_TASK_
Look through the lines below for the word "chevron", and copy every line that has it.

*** Begin section ***

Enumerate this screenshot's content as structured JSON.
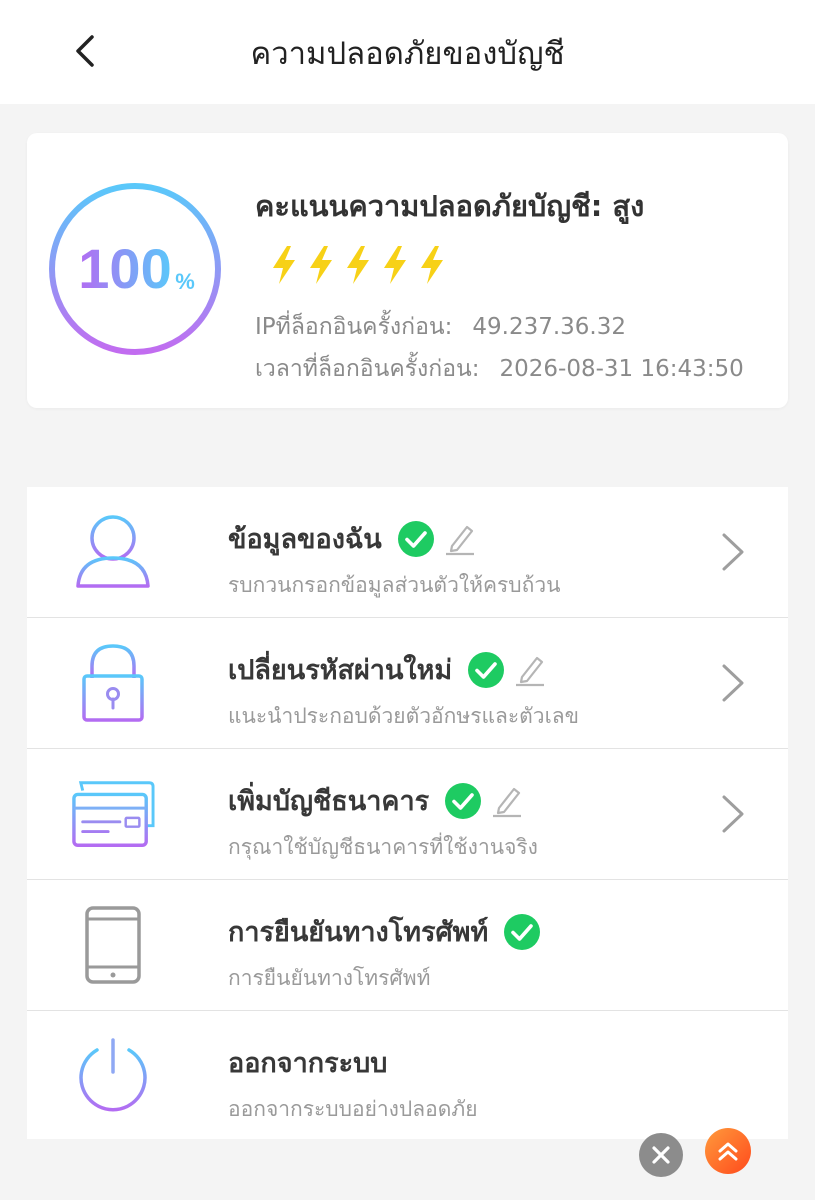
{
  "header": {
    "title": "ความปลอดภัยของบัญชี",
    "back_icon": "chevron-left-icon"
  },
  "score_card": {
    "percent_number": "100",
    "percent_sign": "%",
    "score_level": 1.0,
    "label": "คะแนนความปลอดภัยบัญชี: สูง",
    "rating": 5,
    "rating_max": 5,
    "ring_gradient": [
      "#5ac8fa",
      "#b36cf2"
    ],
    "bolt_color": "#f7d117",
    "last_ip_label": "IPที่ล็อกอินครั้งก่อน:",
    "last_ip_value": "49.237.36.32",
    "last_time_label": "เวลาที่ล็อกอินครั้งก่อน:",
    "last_time_value": "2026-08-31 16:43:50"
  },
  "menu": {
    "items": [
      {
        "title": "ข้อมูลของฉัน",
        "subtitle": "รบกวนกรอกข้อมูลส่วนตัวให้ครบถ้วน",
        "icon": "user-icon",
        "verified": true,
        "editable": true,
        "has_arrow": true
      },
      {
        "title": "เปลี่ยนรหัสผ่านใหม่",
        "subtitle": "แนะนำประกอบด้วยตัวอักษรและตัวเลข",
        "icon": "lock-icon",
        "verified": true,
        "editable": true,
        "has_arrow": true
      },
      {
        "title": "เพิ่มบัญชีธนาคาร",
        "subtitle": "กรุณาใช้บัญชีธนาคารที่ใช้งานจริง",
        "icon": "bank-card-icon",
        "verified": true,
        "editable": true,
        "has_arrow": true
      },
      {
        "title": "การยืนยันทางโทรศัพท์",
        "subtitle": "การยืนยันทางโทรศัพท์",
        "icon": "phone-icon",
        "verified": true,
        "editable": false,
        "has_arrow": false
      },
      {
        "title": "ออกจากระบบ",
        "subtitle": "ออกจากระบบอย่างปลอดภัย",
        "icon": "power-icon",
        "verified": false,
        "editable": false,
        "has_arrow": false
      }
    ]
  },
  "colors": {
    "verified_green": "#1ecb62",
    "accent_orange": "#ff6a1c",
    "icon_blue": "#5ac8fa",
    "icon_purple": "#b36cf2"
  },
  "floating": {
    "close_icon": "close-icon",
    "scroll_top_icon": "double-chevron-up-icon"
  }
}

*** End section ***

_RESPONSE TO THIS TASK_
    "back_icon": "chevron-left-icon"
    "scroll_top_icon": "double-chevron-up-icon"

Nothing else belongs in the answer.